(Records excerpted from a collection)

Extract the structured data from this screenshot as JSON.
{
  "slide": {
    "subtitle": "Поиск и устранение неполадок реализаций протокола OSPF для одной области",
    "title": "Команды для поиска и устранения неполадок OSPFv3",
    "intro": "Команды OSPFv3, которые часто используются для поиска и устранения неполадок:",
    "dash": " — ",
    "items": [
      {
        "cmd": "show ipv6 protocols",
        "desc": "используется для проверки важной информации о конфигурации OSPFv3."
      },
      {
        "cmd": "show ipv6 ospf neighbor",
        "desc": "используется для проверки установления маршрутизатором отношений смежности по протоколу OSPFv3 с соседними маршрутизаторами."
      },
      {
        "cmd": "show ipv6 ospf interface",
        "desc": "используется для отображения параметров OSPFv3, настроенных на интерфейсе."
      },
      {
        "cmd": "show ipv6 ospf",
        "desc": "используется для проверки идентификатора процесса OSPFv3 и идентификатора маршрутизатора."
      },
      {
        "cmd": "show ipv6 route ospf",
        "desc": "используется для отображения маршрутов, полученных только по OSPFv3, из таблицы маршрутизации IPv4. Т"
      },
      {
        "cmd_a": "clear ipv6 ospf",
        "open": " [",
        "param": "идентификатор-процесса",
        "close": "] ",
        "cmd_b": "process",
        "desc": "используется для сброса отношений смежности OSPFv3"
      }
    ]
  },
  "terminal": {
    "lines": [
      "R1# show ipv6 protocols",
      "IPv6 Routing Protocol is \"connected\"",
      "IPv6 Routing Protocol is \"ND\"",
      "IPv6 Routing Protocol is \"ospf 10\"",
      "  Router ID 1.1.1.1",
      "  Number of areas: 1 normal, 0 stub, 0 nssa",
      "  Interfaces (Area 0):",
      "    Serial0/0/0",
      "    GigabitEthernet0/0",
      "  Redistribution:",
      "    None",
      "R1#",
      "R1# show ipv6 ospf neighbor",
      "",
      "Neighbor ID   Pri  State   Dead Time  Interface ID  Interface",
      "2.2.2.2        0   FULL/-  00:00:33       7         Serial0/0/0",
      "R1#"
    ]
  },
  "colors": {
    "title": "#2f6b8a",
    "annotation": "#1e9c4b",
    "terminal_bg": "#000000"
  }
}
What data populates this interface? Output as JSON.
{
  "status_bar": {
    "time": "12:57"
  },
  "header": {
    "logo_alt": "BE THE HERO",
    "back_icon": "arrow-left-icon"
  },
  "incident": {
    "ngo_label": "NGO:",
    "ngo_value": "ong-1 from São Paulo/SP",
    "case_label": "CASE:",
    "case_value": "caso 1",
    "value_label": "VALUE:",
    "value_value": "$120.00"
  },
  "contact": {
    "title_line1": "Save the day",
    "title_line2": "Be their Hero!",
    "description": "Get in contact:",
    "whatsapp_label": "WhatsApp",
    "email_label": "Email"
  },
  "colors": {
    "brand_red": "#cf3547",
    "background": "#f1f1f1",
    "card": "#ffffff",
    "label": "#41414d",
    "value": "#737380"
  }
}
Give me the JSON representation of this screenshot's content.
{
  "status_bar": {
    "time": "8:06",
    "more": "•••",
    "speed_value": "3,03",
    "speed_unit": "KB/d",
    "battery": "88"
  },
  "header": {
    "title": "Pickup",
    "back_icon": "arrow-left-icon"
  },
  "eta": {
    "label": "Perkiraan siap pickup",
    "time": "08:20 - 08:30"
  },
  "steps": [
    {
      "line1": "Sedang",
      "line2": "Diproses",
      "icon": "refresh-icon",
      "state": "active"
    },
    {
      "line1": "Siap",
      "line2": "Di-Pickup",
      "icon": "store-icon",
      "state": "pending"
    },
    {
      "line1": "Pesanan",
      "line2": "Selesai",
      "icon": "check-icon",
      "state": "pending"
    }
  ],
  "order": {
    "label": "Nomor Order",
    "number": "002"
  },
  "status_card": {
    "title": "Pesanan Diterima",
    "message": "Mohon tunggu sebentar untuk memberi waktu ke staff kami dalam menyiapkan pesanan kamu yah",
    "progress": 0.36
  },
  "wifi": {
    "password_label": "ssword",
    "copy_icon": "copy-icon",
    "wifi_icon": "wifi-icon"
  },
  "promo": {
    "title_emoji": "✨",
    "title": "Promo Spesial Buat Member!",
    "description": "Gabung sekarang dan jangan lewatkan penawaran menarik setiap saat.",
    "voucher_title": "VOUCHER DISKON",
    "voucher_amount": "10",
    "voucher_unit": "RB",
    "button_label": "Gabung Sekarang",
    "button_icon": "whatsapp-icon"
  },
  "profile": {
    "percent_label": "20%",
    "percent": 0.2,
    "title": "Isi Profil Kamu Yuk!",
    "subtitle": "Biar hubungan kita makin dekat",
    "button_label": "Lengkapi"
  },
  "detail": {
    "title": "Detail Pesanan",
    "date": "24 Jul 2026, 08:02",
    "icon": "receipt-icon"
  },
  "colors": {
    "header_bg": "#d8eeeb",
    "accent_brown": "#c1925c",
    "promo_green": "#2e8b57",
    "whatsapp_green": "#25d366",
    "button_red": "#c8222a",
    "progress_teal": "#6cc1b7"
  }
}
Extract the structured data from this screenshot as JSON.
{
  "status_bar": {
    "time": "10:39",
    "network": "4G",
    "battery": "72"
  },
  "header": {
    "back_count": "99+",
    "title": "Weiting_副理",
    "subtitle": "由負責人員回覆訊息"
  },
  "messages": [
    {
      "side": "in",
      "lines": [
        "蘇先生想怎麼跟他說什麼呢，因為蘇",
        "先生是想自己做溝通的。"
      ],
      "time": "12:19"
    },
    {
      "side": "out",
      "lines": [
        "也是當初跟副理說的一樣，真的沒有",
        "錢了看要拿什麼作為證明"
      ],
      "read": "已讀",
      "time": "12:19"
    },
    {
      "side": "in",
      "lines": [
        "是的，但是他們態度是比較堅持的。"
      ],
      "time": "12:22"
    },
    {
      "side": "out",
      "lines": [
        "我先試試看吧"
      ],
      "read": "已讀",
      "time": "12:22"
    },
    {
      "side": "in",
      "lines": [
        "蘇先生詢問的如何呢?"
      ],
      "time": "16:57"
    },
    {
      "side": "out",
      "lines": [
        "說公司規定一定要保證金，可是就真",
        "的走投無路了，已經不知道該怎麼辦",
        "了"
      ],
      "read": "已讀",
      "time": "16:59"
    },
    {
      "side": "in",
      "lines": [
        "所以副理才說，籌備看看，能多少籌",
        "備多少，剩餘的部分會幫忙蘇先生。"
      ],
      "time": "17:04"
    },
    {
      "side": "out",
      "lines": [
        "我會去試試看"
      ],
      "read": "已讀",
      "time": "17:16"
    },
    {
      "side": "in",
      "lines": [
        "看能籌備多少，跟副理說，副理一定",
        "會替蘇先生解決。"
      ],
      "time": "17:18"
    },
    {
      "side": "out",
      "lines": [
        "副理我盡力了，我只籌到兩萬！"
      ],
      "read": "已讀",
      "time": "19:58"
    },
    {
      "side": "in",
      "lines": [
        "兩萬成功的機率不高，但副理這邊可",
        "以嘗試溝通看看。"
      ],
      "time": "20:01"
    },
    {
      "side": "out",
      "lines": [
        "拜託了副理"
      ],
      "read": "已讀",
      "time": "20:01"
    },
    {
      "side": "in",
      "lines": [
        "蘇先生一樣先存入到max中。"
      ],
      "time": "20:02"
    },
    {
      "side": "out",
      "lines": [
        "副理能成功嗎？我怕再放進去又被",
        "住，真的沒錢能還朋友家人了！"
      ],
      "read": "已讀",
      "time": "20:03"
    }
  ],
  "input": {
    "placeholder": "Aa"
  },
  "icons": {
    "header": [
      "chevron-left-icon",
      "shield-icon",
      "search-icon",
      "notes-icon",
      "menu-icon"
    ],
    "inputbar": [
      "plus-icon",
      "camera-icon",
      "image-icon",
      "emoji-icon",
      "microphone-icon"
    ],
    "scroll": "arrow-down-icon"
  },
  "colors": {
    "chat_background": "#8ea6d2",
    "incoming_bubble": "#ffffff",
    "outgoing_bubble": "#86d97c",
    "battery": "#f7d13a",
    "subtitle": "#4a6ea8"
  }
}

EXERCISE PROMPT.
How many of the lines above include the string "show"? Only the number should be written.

EXERCISE SOLUTION.
7